A matter of trust
This remains arguably the biggest obstacle for TCM’s wider growth: evidence and proof of effectiveness and concerns about safety.
“When it comes to medicine of any kind, traditional or otherwise, safety and efficacy are paramount,” Srinivas states. “It’s not merely about good PR; it needs to be about having scientific research and scrutiny to back up product claims.” After all, you may take a chance on a pair of jeans, a new shampoo or a laptop, but you wouldn’t take a chance on anything that might compromise your health.
Proven scientific data within TCM remains fairly hard to come by. But today’s consumers can access information within seconds, and the TCM brands that don’t answer questions about their products will be quickly isolated and irrelevant. For example, just recently a study suggested a link between certain herbs and high rates of liver cancer in APAC markets, but China's regulatory body responded that it is keeping harmful substances out of traditional medicines.
“Today’s consumers are worried about safety and quality,” says Srinivas. “To stay relevant is to provide credible, evidence-based information about conditions where TCM can play an important and complementary role.”
The leading TCM brands have taken big strides in this area, publishing studies regarding their products. Moreover, Shen says the Chinese authorities have strengthened regulations and manufacturing processes around TCM, which has contributed to its steadily wider acceptance.
More work still needs to be done PR-wise, with many consumers still concerned by talk of harvesting ingredients from endangered species and other malpractice in the creation of TCM. Again, practices have changed and modernised—this includes China itself, which announced the closing of its legal ivory trade in June.
Despite these ongoing issues, the indicators are that TCM brands are in demand more than ever, with some even taking their brands across the world to announce themselves on the world stage. Tong Ren Tang opened its first US stores last year and, more extravagantly, Guang Yu Yuan sponsored Chinese designer Liu Qing at Paris Fashion Week last month.
The lure of TCM is also bringing Western brands to China. For example, Switzerland’s Givaudan, the world’s largest flavour and fragrance maker, announced in October it will start using TCM in a new range of products.
China’s government is heavily promoting TCM, both locally and internationally. With brands effectively fusing its long heritage with modern, progressive branding and communications, it seems TCM will be around for many more years to come.
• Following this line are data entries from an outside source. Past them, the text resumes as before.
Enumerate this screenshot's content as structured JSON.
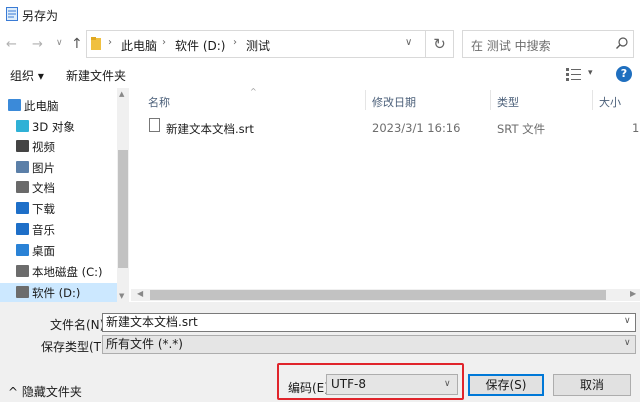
{
  "window": {
    "title": "另存为"
  },
  "nav": {
    "back": "←",
    "forward": "→",
    "history": "∨",
    "up": "↑"
  },
  "address": {
    "crumbs": [
      "此电脑",
      "软件 (D:)",
      "测试"
    ],
    "separator": "›",
    "dropdown": "∨",
    "refresh": "↻"
  },
  "search": {
    "placeholder": "在 测试 中搜索"
  },
  "toolbar": {
    "organize": "组织 ▾",
    "new_folder": "新建文件夹",
    "view_dropdown": "▾",
    "help": "?"
  },
  "sidebar": {
    "items": [
      {
        "label": "此电脑",
        "icon": "computer-icon",
        "color": "#3b8ad9"
      },
      {
        "label": "3D 对象",
        "icon": "cube-3d-icon",
        "color": "#2fb1d6"
      },
      {
        "label": "视频",
        "icon": "video-icon",
        "color": "#444444"
      },
      {
        "label": "图片",
        "icon": "picture-icon",
        "color": "#5b7fa8"
      },
      {
        "label": "文档",
        "icon": "document-icon",
        "color": "#6a6a6a"
      },
      {
        "label": "下载",
        "icon": "download-icon",
        "color": "#1e6fc8"
      },
      {
        "label": "音乐",
        "icon": "music-icon",
        "color": "#1e6fc8"
      },
      {
        "label": "桌面",
        "icon": "desktop-icon",
        "color": "#2a82d6"
      },
      {
        "label": "本地磁盘 (C:)",
        "icon": "drive-c-icon",
        "color": "#6c6c6c"
      },
      {
        "label": "软件 (D:)",
        "icon": "drive-d-icon",
        "color": "#6c6c6c",
        "selected": true
      }
    ]
  },
  "filelist": {
    "columns": [
      "名称",
      "修改日期",
      "类型",
      "大小"
    ],
    "sort_arrow": "^",
    "rows": [
      {
        "name": "新建文本文档.srt",
        "modified": "2023/3/1 16:16",
        "type": "SRT 文件",
        "size": "1"
      }
    ]
  },
  "form": {
    "filename_label": "文件名(N):",
    "filename_value": "新建文本文档.srt",
    "filetype_label": "保存类型(T):",
    "filetype_value": "所有文件  (*.*)",
    "encoding_label": "编码(E):",
    "encoding_value": "UTF-8",
    "hide_folders": "^  隐藏文件夹",
    "save": "保存(S)",
    "cancel": "取消",
    "dropdown": "∨"
  },
  "colors": {
    "accent": "#0078d7",
    "highlight_border": "#e0242b",
    "selection": "#cce8ff"
  }
}
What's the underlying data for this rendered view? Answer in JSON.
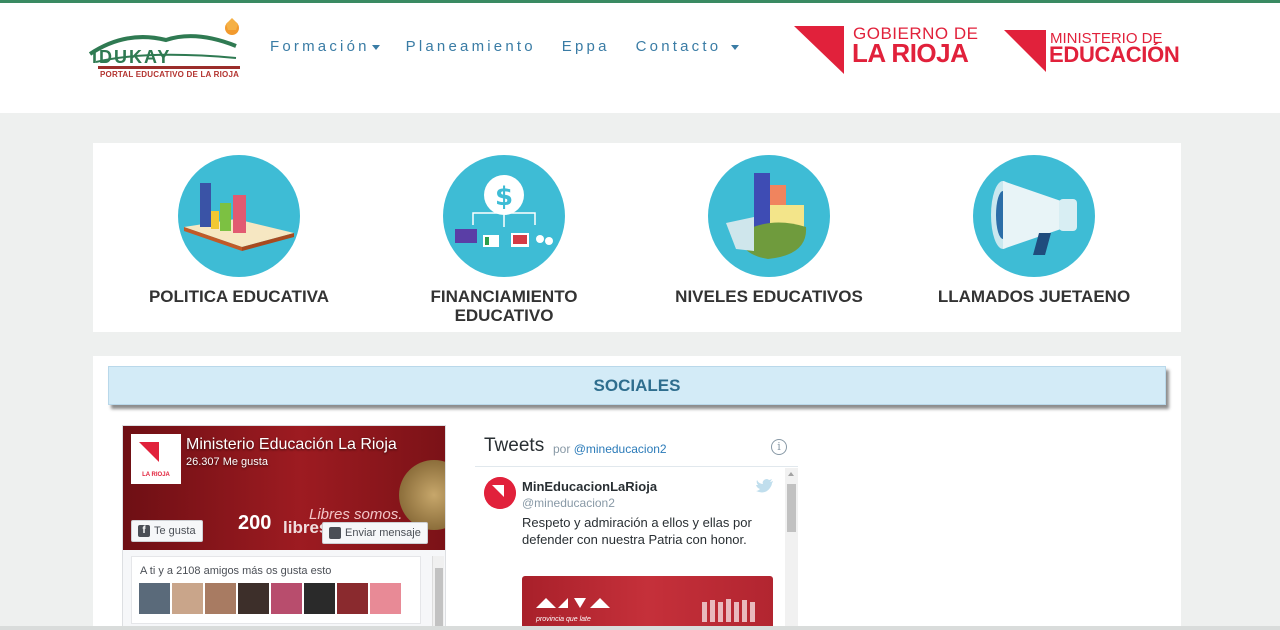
{
  "header": {
    "logo_text": "IDUKAY",
    "logo_subtitle": "PORTAL EDUCATIVO DE LA RIOJA",
    "nav": [
      {
        "label": "Formación",
        "dropdown": true
      },
      {
        "label": "Planeamiento",
        "dropdown": false
      },
      {
        "label": "Eppa",
        "dropdown": false
      },
      {
        "label": "Contacto",
        "dropdown": true
      }
    ],
    "gobierno_line1": "GOBIERNO DE",
    "gobierno_line2": "LA RIOJA",
    "ministerio_line1": "MINISTERIO DE",
    "ministerio_line2": "EDUCACIÓN"
  },
  "categories": [
    {
      "label": "POLITICA EDUCATIVA",
      "icon": "book-chart-icon"
    },
    {
      "label": "FINANCIAMIENTO EDUCATIVO",
      "icon": "finance-icon"
    },
    {
      "label": "NIVELES EDUCATIVOS",
      "icon": "pie-chart-icon"
    },
    {
      "label": "LLAMADOS JUETAENO",
      "icon": "megaphone-icon"
    }
  ],
  "sociales": {
    "title": "SOCIALES"
  },
  "facebook": {
    "page_name": "Ministerio Educación La Rioja",
    "likes": "26.307 Me gusta",
    "avatar_text": "LA RIOJA",
    "cover_number": "200",
    "cover_slogan": "Libres somos.",
    "cover_slogan2": "libres",
    "like_button": "Te gusta",
    "message_button": "Enviar mensaje",
    "friends_text": "A ti y a 2108 amigos más os gusta esto"
  },
  "twitter": {
    "title": "Tweets",
    "by_prefix": "por",
    "by_handle": "@mineducacion2",
    "tweet_user": "MinEducacionLaRioja",
    "tweet_handle": "@mineducacion2",
    "tweet_text": "Respeto y admiración a ellos y ellas por defender con nuestra Patria con honor.",
    "media_caption": "provincia que late"
  },
  "colors": {
    "accent_blue": "#3a7ca5",
    "brand_red": "#e1213b",
    "circle_cyan": "#3ebcd5"
  }
}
“With a rich history of over 2,000 years,” says Srinivas, “and all its unique insights and theories about human health, it is rightly seen to be a national treasure.”